Interview with Cullen Ryan, executive director of Community Housing of Maine, 30 October 2014; Community Housing of Maine. 2013. “Affordable Housing Development Grand Opening in Boothbay Harbor,” press release 25 September. Accessed 16 October 2014; Main Housing News. 2013. “Governor’s Office Release: Governor LePage Backs Maine Housing’s Bonds to Finance Affordable Rental Housing Projects,” 20 August. Accessed 16 October 2014; National Low Income Housing Coalition. 2013 “Maine Advocates Secure State for Housing and Jobs,” 30 August. Accessed 16 October 2014; Email correspondence with Greg Payne, development officer, Avesta Housing, 3 November 2014.×

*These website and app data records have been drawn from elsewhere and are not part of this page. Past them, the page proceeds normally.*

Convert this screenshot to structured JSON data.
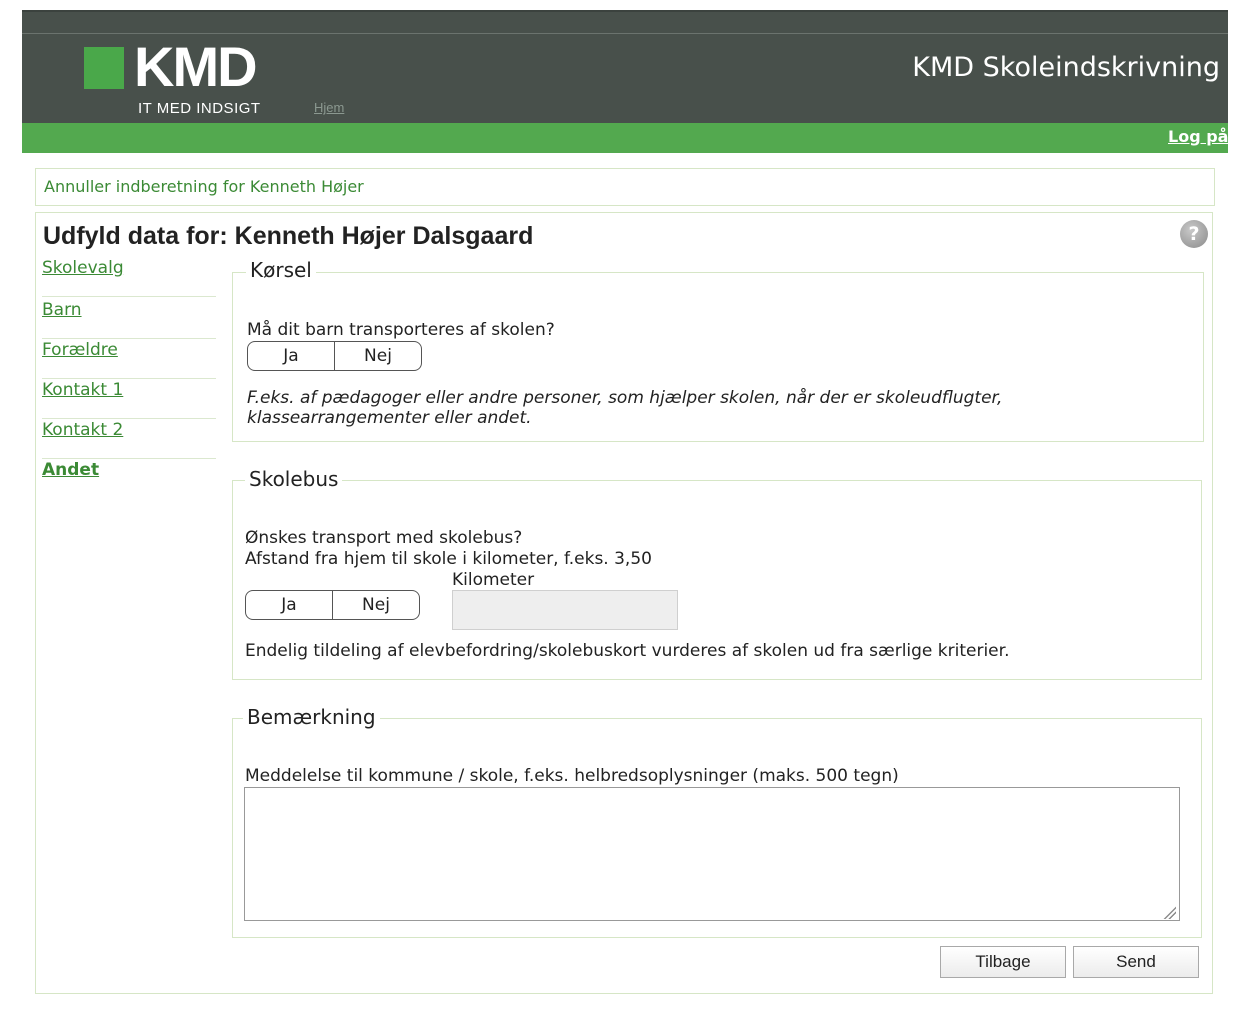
{
  "header": {
    "logo_text": "KMD",
    "tagline": "IT MED INDSIGT",
    "home_link": "Hjem",
    "app_title": "KMD Skoleindskrivning",
    "login_link": "Log på"
  },
  "cancel_link": "Annuller indberetning for Kenneth Højer",
  "page_title": "Udfyld data for: Kenneth Højer Dalsgaard",
  "help_icon": "?",
  "nav": {
    "items": [
      {
        "label": "Skolevalg"
      },
      {
        "label": "Barn"
      },
      {
        "label": "Forældre"
      },
      {
        "label": "Kontakt 1"
      },
      {
        "label": "Kontakt 2"
      },
      {
        "label": "Andet"
      }
    ]
  },
  "korsel": {
    "legend": "Kørsel",
    "question": "Må dit barn transporteres af skolen?",
    "yes": "Ja",
    "no": "Nej",
    "note_line1": "F.eks. af pædagoger eller andre personer, som hjælper skolen, når der er skoleudflugter,",
    "note_line2": "klassearrangementer eller andet."
  },
  "skolebus": {
    "legend": "Skolebus",
    "question": "Ønskes transport med skolebus?",
    "distance_label": "Afstand fra hjem til skole i kilometer, f.eks. 3,50",
    "km_label": "Kilometer",
    "km_value": "",
    "yes": "Ja",
    "no": "Nej",
    "final_note": "Endelig tildeling af elevbefordring/skolebuskort vurderes af skolen ud fra særlige kriterier."
  },
  "bemaerkning": {
    "legend": "Bemærkning",
    "label": "Meddelelse til kommune / skole, f.eks. helbredsoplysninger (maks. 500 tegn)",
    "value": ""
  },
  "buttons": {
    "back": "Tilbage",
    "send": "Send"
  },
  "colors": {
    "header_bg": "#48504b",
    "accent_green": "#53a94f",
    "link_green": "#3b8a35"
  }
}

Maine Affordable Housing Coalition. n.d. “LD 1485 and the Green Affordable Housing Bond. Summary of An Act Regarding Maine’s Energy Future.” Accessed 16 October 2014; Environment Northeast. 2009. “Summary of an Act Regarding Maine’s Energy Future.” Accessed 22 October 2014; 124th Maine State Legislature. n.d. “An Act Regarding Maine’s Energy Future.” Accessed 16 October 2014.×
Maine Affordable Housing Coalition. n.d. “Green Affordable Housing Bond.” Accessed 16 October 2014; National Low Income Housing Coalition. 2013. “Maine Advocates Secure State for Housing and Jobs,” 30 August. Accessed 16 October 2014.×
Maine Affordable Housing Coalition. n.d. “Green Affordable Housing Bond.” Accessed 4 November 2014; Documents provided by Greg Payne, development officer, Avesta Housing; Email Correspondence with Greg Payne, 6 November, 2014.×
Documents provided by Greg Payne, development officer, Avesta Housing.×
Documents provided by Greg Payne; Email correspondence with Greg Payne, 6 November 2014.×
Community Housing of Maine. 2013. “Affordable Housing Development Grand Opening in Boothbay Harbor,” press release 25 September. Accessed 16 October 2014; Interview with Greg Payne, 30 October 2014.×